The Department of Health in Sarasota conducted an epidemiological investigation and determined a person working at P.F. Chang’s at 766 South Osprey in Sarasota from November 6-17 may have been infectious.
If you ate or drank at the restaurant between November 6-17, the Department of Health says the Hepatitis A vaccine may provide protection against the disease if given within two weeks after exposure.
If you previously have received the Hepatitis A vaccine or have had a past history of a Hepatitis A infection, you are considered immune to the Hepatitis A virus and do not need to take additional action.
Anyone who went to the restaurant should monitor for symptoms of Hepatitis A infection, including sudden onset of abdominal discomfort, dark urine, fever diarrhea, pale white stools and yellow skin and eyes (jaundice). Anyone experiencing these symptoms should seek medical attention promptly.

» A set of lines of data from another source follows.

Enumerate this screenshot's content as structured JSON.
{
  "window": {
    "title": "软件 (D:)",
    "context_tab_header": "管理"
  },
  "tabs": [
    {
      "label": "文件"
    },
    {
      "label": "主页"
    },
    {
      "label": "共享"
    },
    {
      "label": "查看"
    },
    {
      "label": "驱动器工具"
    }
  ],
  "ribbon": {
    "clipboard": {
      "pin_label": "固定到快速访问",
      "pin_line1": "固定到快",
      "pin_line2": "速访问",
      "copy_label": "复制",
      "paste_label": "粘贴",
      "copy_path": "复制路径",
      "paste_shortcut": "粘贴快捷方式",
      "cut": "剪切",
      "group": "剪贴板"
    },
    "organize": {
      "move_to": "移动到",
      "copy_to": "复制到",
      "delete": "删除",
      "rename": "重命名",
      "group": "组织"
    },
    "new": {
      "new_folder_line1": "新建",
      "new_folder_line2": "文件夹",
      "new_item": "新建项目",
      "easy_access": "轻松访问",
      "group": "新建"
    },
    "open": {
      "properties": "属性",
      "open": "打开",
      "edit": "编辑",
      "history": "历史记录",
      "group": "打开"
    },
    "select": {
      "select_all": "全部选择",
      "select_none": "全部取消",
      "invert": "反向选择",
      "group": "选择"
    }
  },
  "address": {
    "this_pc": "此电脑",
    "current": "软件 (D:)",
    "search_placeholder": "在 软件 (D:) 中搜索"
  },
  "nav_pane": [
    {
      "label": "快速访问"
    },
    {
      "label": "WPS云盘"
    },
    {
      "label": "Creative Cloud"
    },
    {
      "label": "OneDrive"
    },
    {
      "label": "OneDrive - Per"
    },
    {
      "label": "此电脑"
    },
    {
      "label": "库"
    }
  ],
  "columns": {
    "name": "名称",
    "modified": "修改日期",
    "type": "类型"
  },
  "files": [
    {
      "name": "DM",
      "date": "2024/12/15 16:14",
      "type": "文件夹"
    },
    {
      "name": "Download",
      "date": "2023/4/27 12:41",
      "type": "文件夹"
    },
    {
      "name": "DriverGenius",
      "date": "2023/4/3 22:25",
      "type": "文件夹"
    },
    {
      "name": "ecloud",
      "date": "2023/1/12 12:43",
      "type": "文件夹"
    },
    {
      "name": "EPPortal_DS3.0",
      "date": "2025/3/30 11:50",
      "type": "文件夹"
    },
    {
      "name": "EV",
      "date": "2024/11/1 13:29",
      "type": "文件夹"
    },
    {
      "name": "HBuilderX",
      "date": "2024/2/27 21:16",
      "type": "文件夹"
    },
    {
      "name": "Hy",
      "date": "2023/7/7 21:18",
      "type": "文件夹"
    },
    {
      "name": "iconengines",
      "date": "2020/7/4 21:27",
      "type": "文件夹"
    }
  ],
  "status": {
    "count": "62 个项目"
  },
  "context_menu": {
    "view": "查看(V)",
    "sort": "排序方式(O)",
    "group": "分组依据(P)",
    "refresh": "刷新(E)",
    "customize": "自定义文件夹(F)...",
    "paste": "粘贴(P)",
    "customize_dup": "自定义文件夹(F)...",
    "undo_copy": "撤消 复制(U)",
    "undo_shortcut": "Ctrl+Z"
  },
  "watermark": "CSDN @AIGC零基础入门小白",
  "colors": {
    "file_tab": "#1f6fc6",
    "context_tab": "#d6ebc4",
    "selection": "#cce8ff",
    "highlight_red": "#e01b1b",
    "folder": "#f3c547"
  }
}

Those with specific questions about exposure to Hepatitis A at P.F. Chang’s can call 941-861-2873 to reach the health department’s epidemiology staff.
This is the third time this year that a food service worker has tested positive for Hepatitis A. In June, a food service worker at a Sarasota deli and a food service worker at a seafood restaurant on Holmes Beach both tested positive for the disease.
Health officials in Sarasota County want the public to know that less than five percent of cases involving Hepatitis A infections. Officials say the majority of cases are close contacts of persons who are experiencing homelessness, or persons who use injected or non-injected drugs.
Once a case of Hepatitis A has been reported to the health department by a doctor, a county health department epidemiologist interviews the patient, creates a timeline of their last 50 days, including where they traveled, worked, and their food history, then identifies anyone who was in close contact to recommend the Hepatitis A vaccine to help prevent the possible spread of the illness.